Types of Inflation

Inflation in all countries are not the same types. In some countries, prices increases very slowly while in some countries price increases very rapidly. Therefore, experience tells us that there are many types of inflation. We explain below the various ways in which these types of inflation can be classified. This classification is based on different considerations.

(1)        On the basis of rapidity with which prices rise, inflation may be classified into four types:

(a)  Creeping Inflation: It is the mildest form of inflation and is not considered to have any dangerous effects on the economy. Slow Price increased is called creeping inflation in which prices rise by not more than 3% Per annum.

(b) Walking Inflation:     The next stage, from the point of view of rapidity of inflation, is walking inflation. When creeping inflation continues over a decade and prices rise from 30% to 40%, this may be described as walking inflation.

(c) Running Inflation: When the speed price-rise increases, walking inflation gets converted into running inflation. Running inflation would record a 100% increase in price over a period of ten years.

(e) Galloping or Hyper Inflation: In galloping inflation, prices rise every moment. The prices may rise by 100% within a year. Hyper inflation is an indication of serious disequilibrium in the economic system.

Above given four stages of inflation can be illustrated graphically as follows:

In above given figure, time period is measured along on X-axis and inflation rate on Y-axis. ‘C’ represents creeping inflation. In this situation, it takes around 10 years for the increase in price by 10% ‘W’ represents the walking inflation. In this type of inflation, price increases by 30% to 40% in the period of 10 years. ‘R’ represents the running inflation. In such a situation, price increases by 100% in 10 years. ‘H’ represents the hyper inflation or galloping inflation. In this type of inflation, price increases by 100% in a one year of time period.

(2)        On the basis of the processes through which it is induced, inflation may be classified into three types;

(a) Deficit-induced inflation: Deficit-induced inflation is that which is the result of continuous deficit financing by the government.

(b) Wage-induced inflation: Wage-induced inflation is that which is caused by a faster increase in money wages than the productivity increases allow.

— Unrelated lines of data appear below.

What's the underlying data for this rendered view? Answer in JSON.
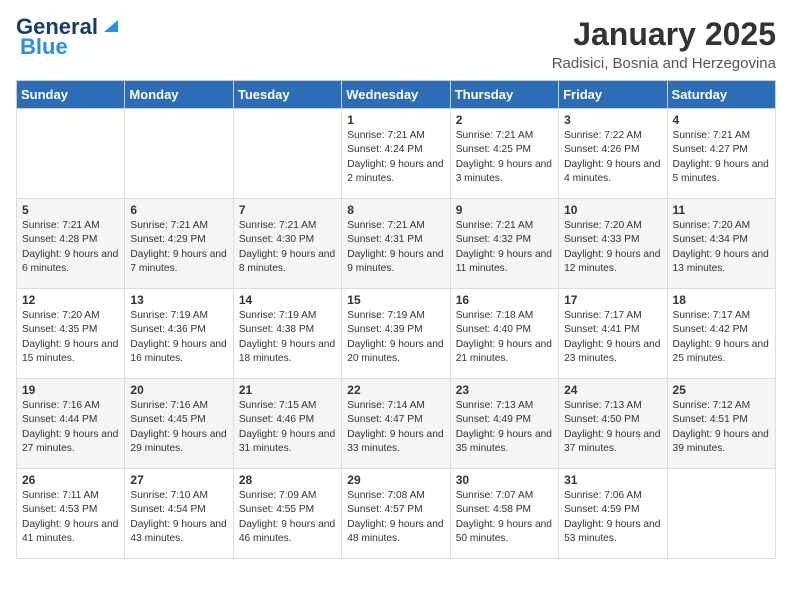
{
  "header": {
    "logo_general": "General",
    "logo_blue": "Blue",
    "month_title": "January 2025",
    "location": "Radisici, Bosnia and Herzegovina"
  },
  "days_of_week": [
    "Sunday",
    "Monday",
    "Tuesday",
    "Wednesday",
    "Thursday",
    "Friday",
    "Saturday"
  ],
  "weeks": [
    {
      "cells": [
        {
          "day": "",
          "content": ""
        },
        {
          "day": "",
          "content": ""
        },
        {
          "day": "",
          "content": ""
        },
        {
          "day": "1",
          "content": "Sunrise: 7:21 AM\nSunset: 4:24 PM\nDaylight: 9 hours and 2 minutes."
        },
        {
          "day": "2",
          "content": "Sunrise: 7:21 AM\nSunset: 4:25 PM\nDaylight: 9 hours and 3 minutes."
        },
        {
          "day": "3",
          "content": "Sunrise: 7:22 AM\nSunset: 4:26 PM\nDaylight: 9 hours and 4 minutes."
        },
        {
          "day": "4",
          "content": "Sunrise: 7:21 AM\nSunset: 4:27 PM\nDaylight: 9 hours and 5 minutes."
        }
      ]
    },
    {
      "cells": [
        {
          "day": "5",
          "content": "Sunrise: 7:21 AM\nSunset: 4:28 PM\nDaylight: 9 hours and 6 minutes."
        },
        {
          "day": "6",
          "content": "Sunrise: 7:21 AM\nSunset: 4:29 PM\nDaylight: 9 hours and 7 minutes."
        },
        {
          "day": "7",
          "content": "Sunrise: 7:21 AM\nSunset: 4:30 PM\nDaylight: 9 hours and 8 minutes."
        },
        {
          "day": "8",
          "content": "Sunrise: 7:21 AM\nSunset: 4:31 PM\nDaylight: 9 hours and 9 minutes."
        },
        {
          "day": "9",
          "content": "Sunrise: 7:21 AM\nSunset: 4:32 PM\nDaylight: 9 hours and 11 minutes."
        },
        {
          "day": "10",
          "content": "Sunrise: 7:20 AM\nSunset: 4:33 PM\nDaylight: 9 hours and 12 minutes."
        },
        {
          "day": "11",
          "content": "Sunrise: 7:20 AM\nSunset: 4:34 PM\nDaylight: 9 hours and 13 minutes."
        }
      ]
    },
    {
      "cells": [
        {
          "day": "12",
          "content": "Sunrise: 7:20 AM\nSunset: 4:35 PM\nDaylight: 9 hours and 15 minutes."
        },
        {
          "day": "13",
          "content": "Sunrise: 7:19 AM\nSunset: 4:36 PM\nDaylight: 9 hours and 16 minutes."
        },
        {
          "day": "14",
          "content": "Sunrise: 7:19 AM\nSunset: 4:38 PM\nDaylight: 9 hours and 18 minutes."
        },
        {
          "day": "15",
          "content": "Sunrise: 7:19 AM\nSunset: 4:39 PM\nDaylight: 9 hours and 20 minutes."
        },
        {
          "day": "16",
          "content": "Sunrise: 7:18 AM\nSunset: 4:40 PM\nDaylight: 9 hours and 21 minutes."
        },
        {
          "day": "17",
          "content": "Sunrise: 7:17 AM\nSunset: 4:41 PM\nDaylight: 9 hours and 23 minutes."
        },
        {
          "day": "18",
          "content": "Sunrise: 7:17 AM\nSunset: 4:42 PM\nDaylight: 9 hours and 25 minutes."
        }
      ]
    },
    {
      "cells": [
        {
          "day": "19",
          "content": "Sunrise: 7:16 AM\nSunset: 4:44 PM\nDaylight: 9 hours and 27 minutes."
        },
        {
          "day": "20",
          "content": "Sunrise: 7:16 AM\nSunset: 4:45 PM\nDaylight: 9 hours and 29 minutes."
        },
        {
          "day": "21",
          "content": "Sunrise: 7:15 AM\nSunset: 4:46 PM\nDaylight: 9 hours and 31 minutes."
        },
        {
          "day": "22",
          "content": "Sunrise: 7:14 AM\nSunset: 4:47 PM\nDaylight: 9 hours and 33 minutes."
        },
        {
          "day": "23",
          "content": "Sunrise: 7:13 AM\nSunset: 4:49 PM\nDaylight: 9 hours and 35 minutes."
        },
        {
          "day": "24",
          "content": "Sunrise: 7:13 AM\nSunset: 4:50 PM\nDaylight: 9 hours and 37 minutes."
        },
        {
          "day": "25",
          "content": "Sunrise: 7:12 AM\nSunset: 4:51 PM\nDaylight: 9 hours and 39 minutes."
        }
      ]
    },
    {
      "cells": [
        {
          "day": "26",
          "content": "Sunrise: 7:11 AM\nSunset: 4:53 PM\nDaylight: 9 hours and 41 minutes."
        },
        {
          "day": "27",
          "content": "Sunrise: 7:10 AM\nSunset: 4:54 PM\nDaylight: 9 hours and 43 minutes."
        },
        {
          "day": "28",
          "content": "Sunrise: 7:09 AM\nSunset: 4:55 PM\nDaylight: 9 hours and 46 minutes."
        },
        {
          "day": "29",
          "content": "Sunrise: 7:08 AM\nSunset: 4:57 PM\nDaylight: 9 hours and 48 minutes."
        },
        {
          "day": "30",
          "content": "Sunrise: 7:07 AM\nSunset: 4:58 PM\nDaylight: 9 hours and 50 minutes."
        },
        {
          "day": "31",
          "content": "Sunrise: 7:06 AM\nSunset: 4:59 PM\nDaylight: 9 hours and 53 minutes."
        },
        {
          "day": "",
          "content": ""
        }
      ]
    }
  ]
}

(c) Profit-induced inflation: profit-induced inflation is that which is due to a sustained increase in the profits of the manufacturers due to monopoly influences.

(3)        On the Basis of Time, inflation may also be classified into three types;

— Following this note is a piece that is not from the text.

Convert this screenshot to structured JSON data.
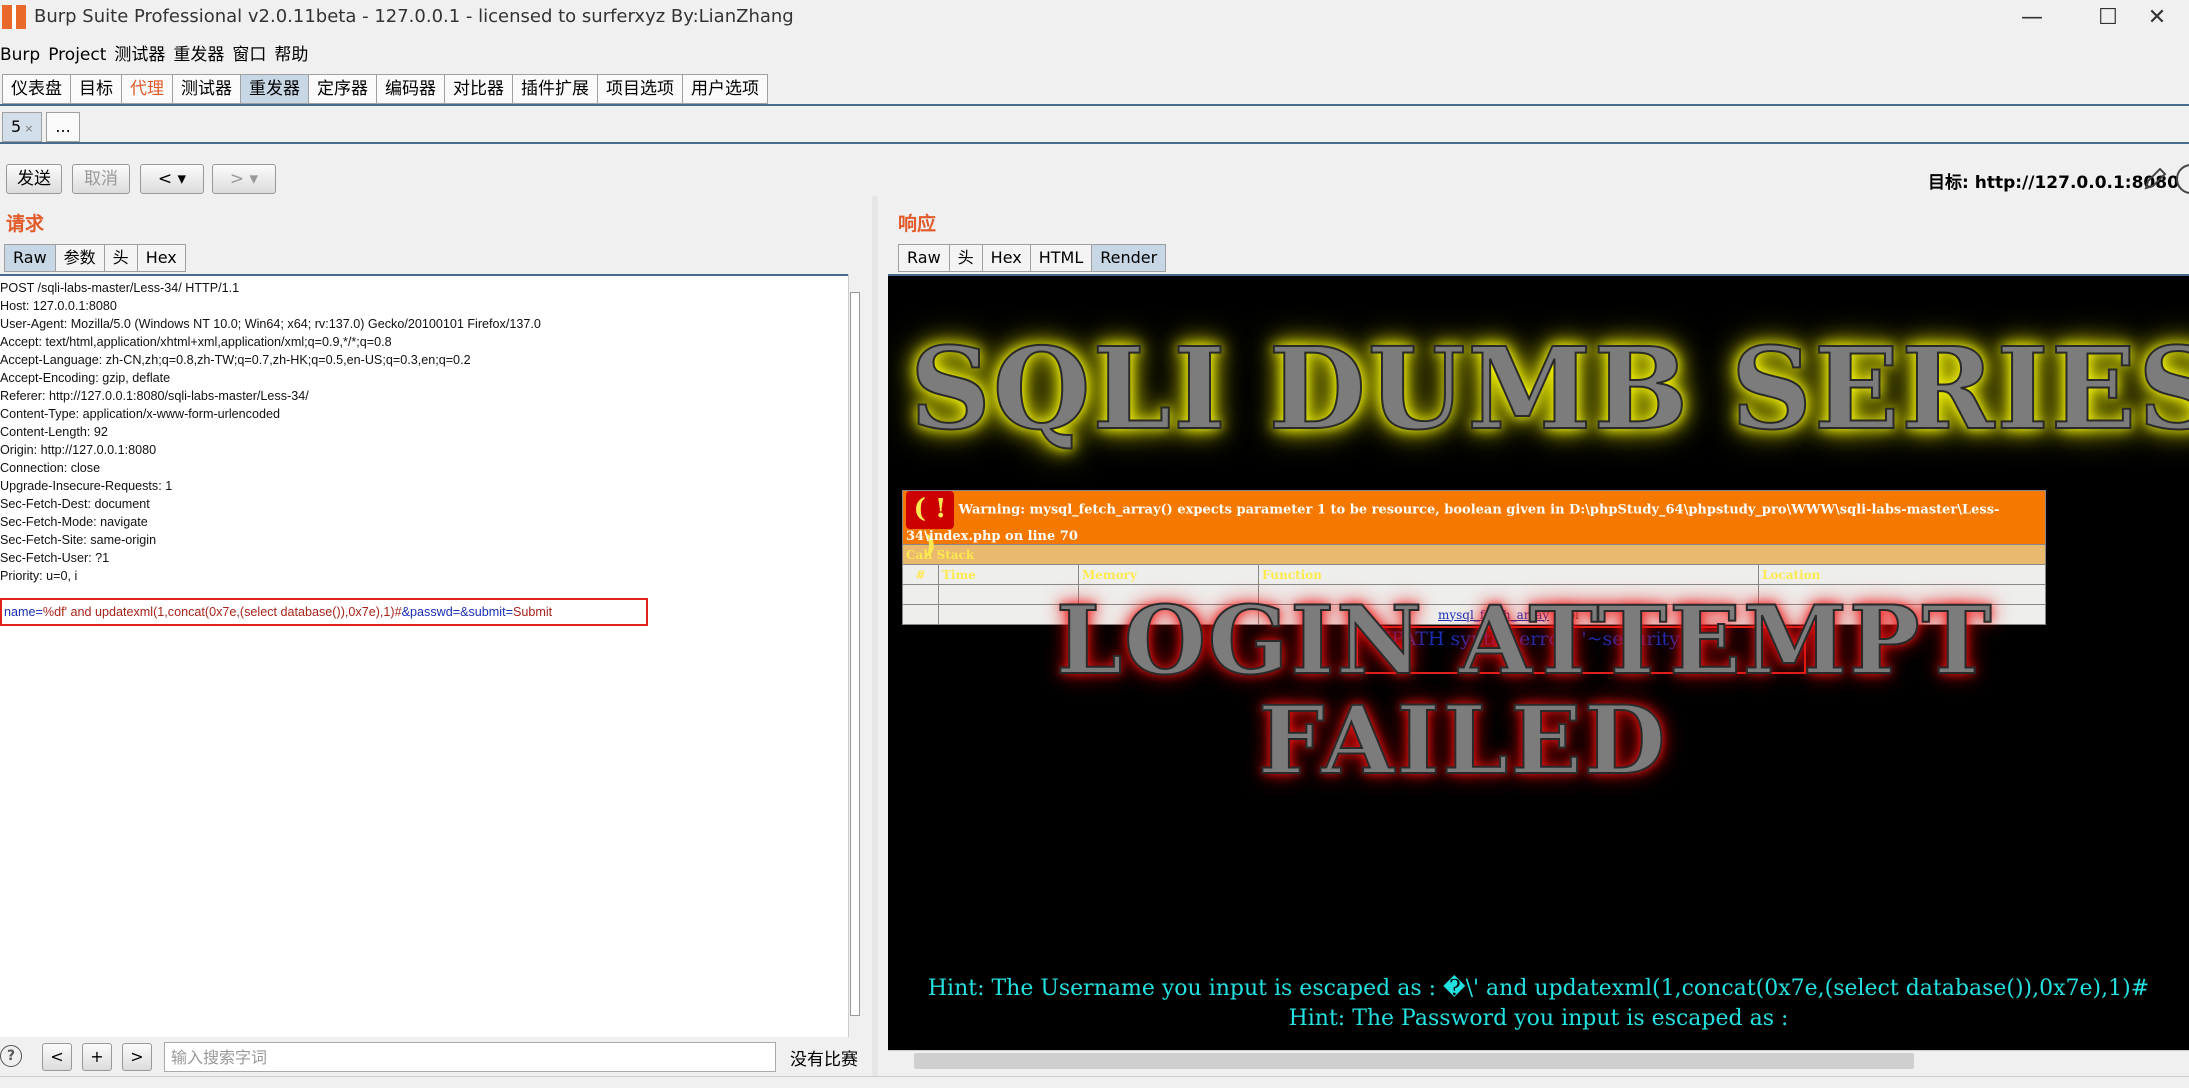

(a)  War-time inflation: War-time inflation emerges when the government spends more than its revenue. The government uses a considerable portion of available output. Hence, there is a downward shift of supply to the civilian population thereby giving rise to an inflationary gap.

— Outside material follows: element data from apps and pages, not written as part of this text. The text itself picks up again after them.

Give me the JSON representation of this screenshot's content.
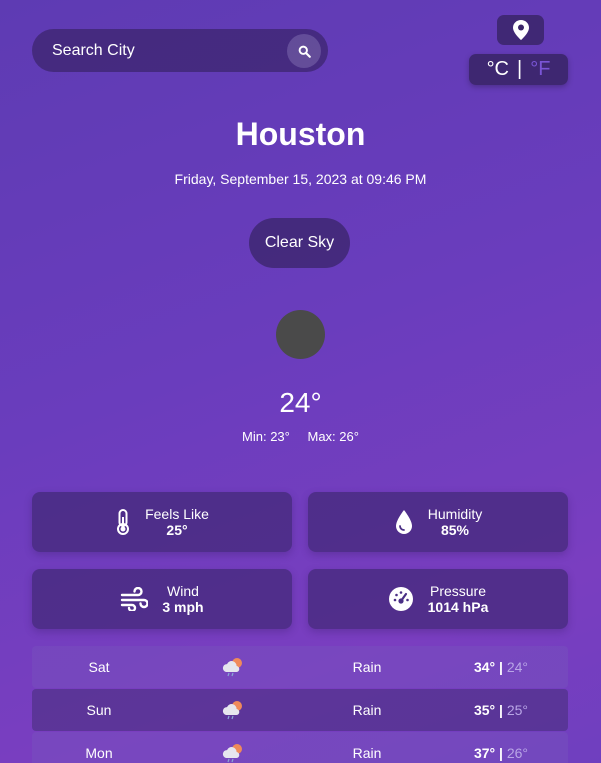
{
  "search": {
    "placeholder": "Search City"
  },
  "units": {
    "celsius": "°C",
    "separator": "|",
    "fahrenheit": "°F"
  },
  "city": "Houston",
  "datetime": "Friday, September 15, 2023 at 09:46 PM",
  "condition": "Clear Sky",
  "temperature": "24°",
  "min": "Min: 23°",
  "max": "Max: 26°",
  "details": [
    {
      "label": "Feels Like",
      "value": "25°",
      "icon": "thermometer-icon"
    },
    {
      "label": "Humidity",
      "value": "85%",
      "icon": "water-drop-icon"
    },
    {
      "label": "Wind",
      "value": "3 mph",
      "icon": "wind-icon"
    },
    {
      "label": "Pressure",
      "value": "1014 hPa",
      "icon": "gauge-icon"
    }
  ],
  "forecast": [
    {
      "day": "Sat",
      "desc": "Rain",
      "max": "34°",
      "sep": "|",
      "min": "24°",
      "icon": "rain-cloud-icon"
    },
    {
      "day": "Sun",
      "desc": "Rain",
      "max": "35°",
      "sep": "|",
      "min": "25°",
      "icon": "rain-cloud-icon"
    },
    {
      "day": "Mon",
      "desc": "Rain",
      "max": "37°",
      "sep": "|",
      "min": "26°",
      "icon": "rain-cloud-icon"
    }
  ],
  "colors": {
    "accent": "#7a55d6",
    "background": "#6a3dbd"
  }
}
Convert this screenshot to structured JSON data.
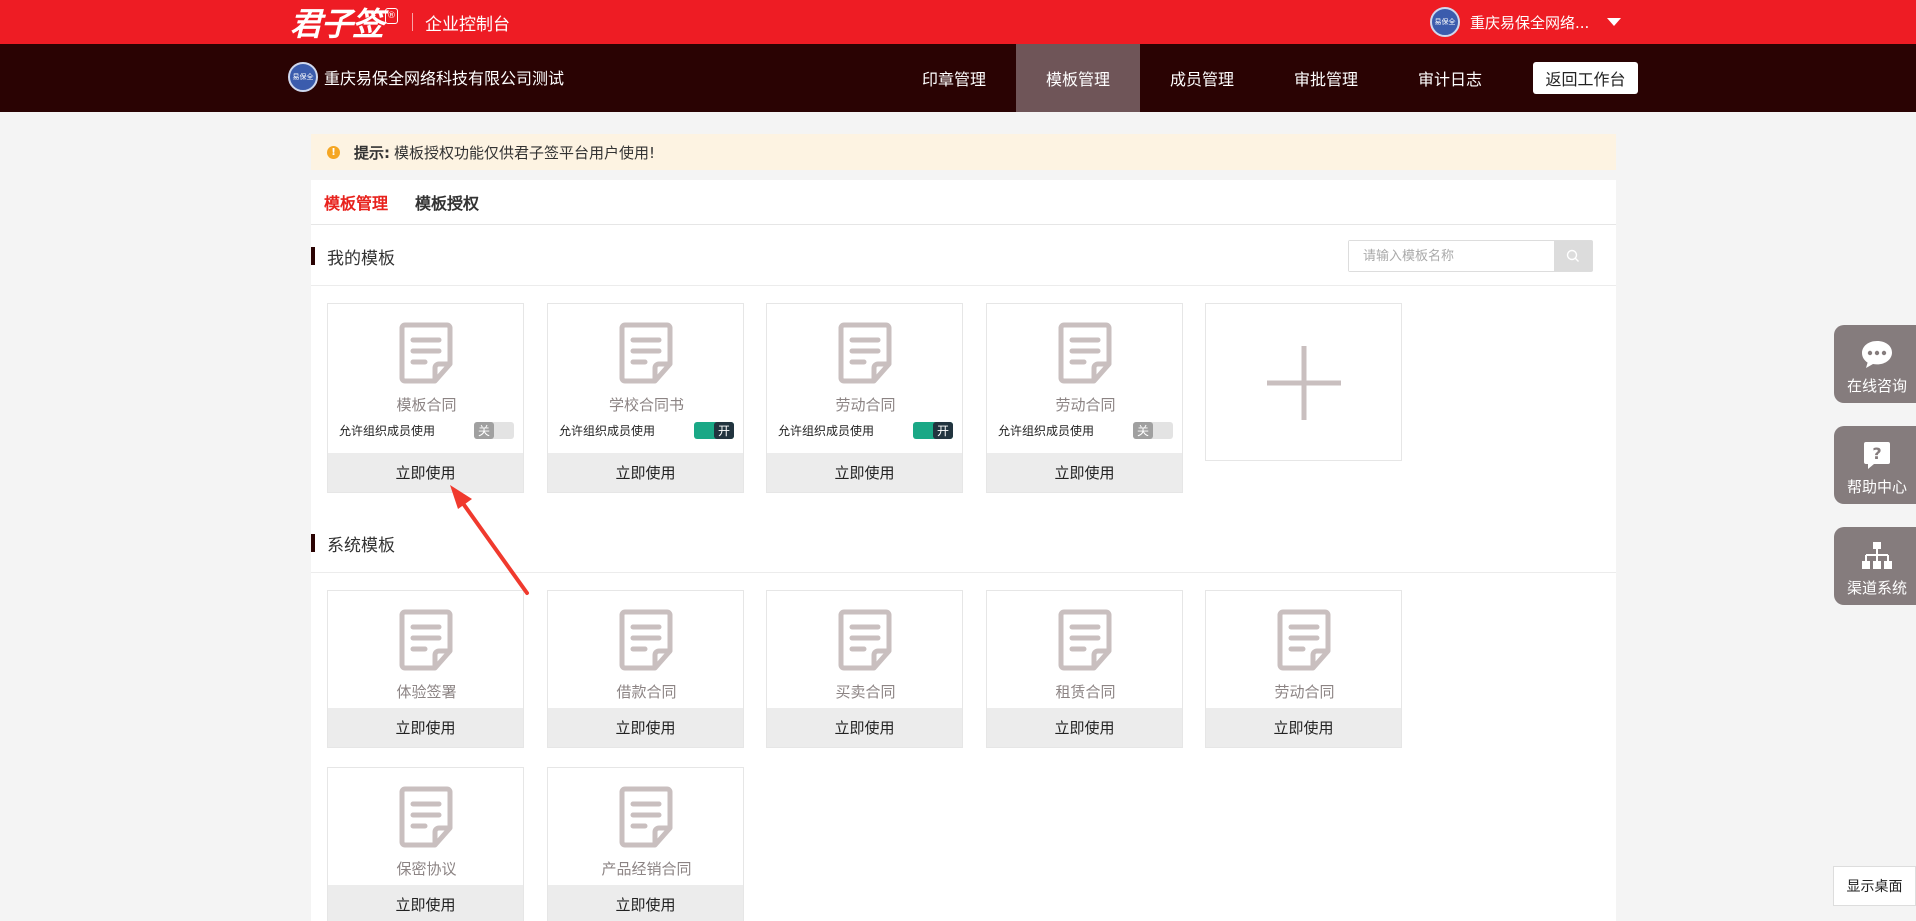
{
  "topbar": {
    "brand_logo": "君子签",
    "brand_reg": "®",
    "console_label": "企业控制台",
    "user_name": "重庆易保全网络...",
    "avatar_text": "易保全"
  },
  "navbar": {
    "company_name": "重庆易保全网络科技有限公司测试",
    "items": [
      {
        "label": "印章管理"
      },
      {
        "label": "模板管理"
      },
      {
        "label": "成员管理"
      },
      {
        "label": "审批管理"
      },
      {
        "label": "审计日志"
      }
    ],
    "active_index": 1,
    "back_label": "返回工作台"
  },
  "notice": {
    "label": "提示:",
    "text": "模板授权功能仅供君子签平台用户使用!"
  },
  "tabs": [
    {
      "label": "模板管理"
    },
    {
      "label": "模板授权"
    }
  ],
  "my_templates": {
    "title": "我的模板",
    "search_placeholder": "请输入模板名称",
    "permission_label": "允许组织成员使用",
    "toggle_on_text": "开",
    "toggle_off_text": "关",
    "use_label": "立即使用",
    "cards": [
      {
        "name": "模板合同",
        "allow_members": false
      },
      {
        "name": "学校合同书",
        "allow_members": true
      },
      {
        "name": "劳动合同",
        "allow_members": true
      },
      {
        "name": "劳动合同",
        "allow_members": false
      }
    ]
  },
  "system_templates": {
    "title": "系统模板",
    "use_label": "立即使用",
    "cards": [
      {
        "name": "体验签署"
      },
      {
        "name": "借款合同"
      },
      {
        "name": "买卖合同"
      },
      {
        "name": "租赁合同"
      },
      {
        "name": "劳动合同"
      },
      {
        "name": "保密协议"
      },
      {
        "name": "产品经销合同"
      }
    ]
  },
  "widgets": {
    "online_consult": "在线咨询",
    "help_center": "帮助中心",
    "channel_system": "渠道系统",
    "show_desktop": "显示桌面"
  },
  "colors": {
    "brand_red": "#ee1c24",
    "nav_dark": "#2a0303",
    "active_tab_red": "#e8221d",
    "toggle_on": "#1aa886",
    "annotation_arrow": "#f03a2e"
  }
}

(b) Post-war inflation: Post-war inflation occurs because the government may withdraw war-time taxes. This would add to the disposable income of the community. Besides this, the excess liquidity accumulated during war-time might manifest itself into excessive demand and therefore, lead to inflation.

(c) Peace-time Inflation: Inflation in normal times is called peace-time inflation. For example, the inflation experienced in under-developed countries due to excessive aggregate expenditures is peace-time inflation.

(4)     On the basis of scope, inflation is considered to be of two types: Comprehensive inflation and sporadic inflation. When there is a general rise in prices and the prices of all the commodities increases, this is comprehensive inflation. Whereas comprehensive inflation is economy-wide, sporadic inflation is of sectoral nature. Sporadic inflation results when aggregate supply is limited by physical conditions and can not be expanded quickly.

(5)        Inflation may also be classified into ‘Open’ inflation and ‘suppressed’ inflation. In open inflation, prices rise freely without any government intervention. A suppressed inflation is one in which government attempts to suppress the manifestation of inflationary pressures by controlling prices, exchange rates and credit creation by bank. The Hyper inflation in 1920’s in Germany, Hungary, Russia were examples of open inflation. Inflation in Germany after the Second World-War was an example of suppressed inflation.


Leave a Reply

Your email address will not be published. Required fields are marked *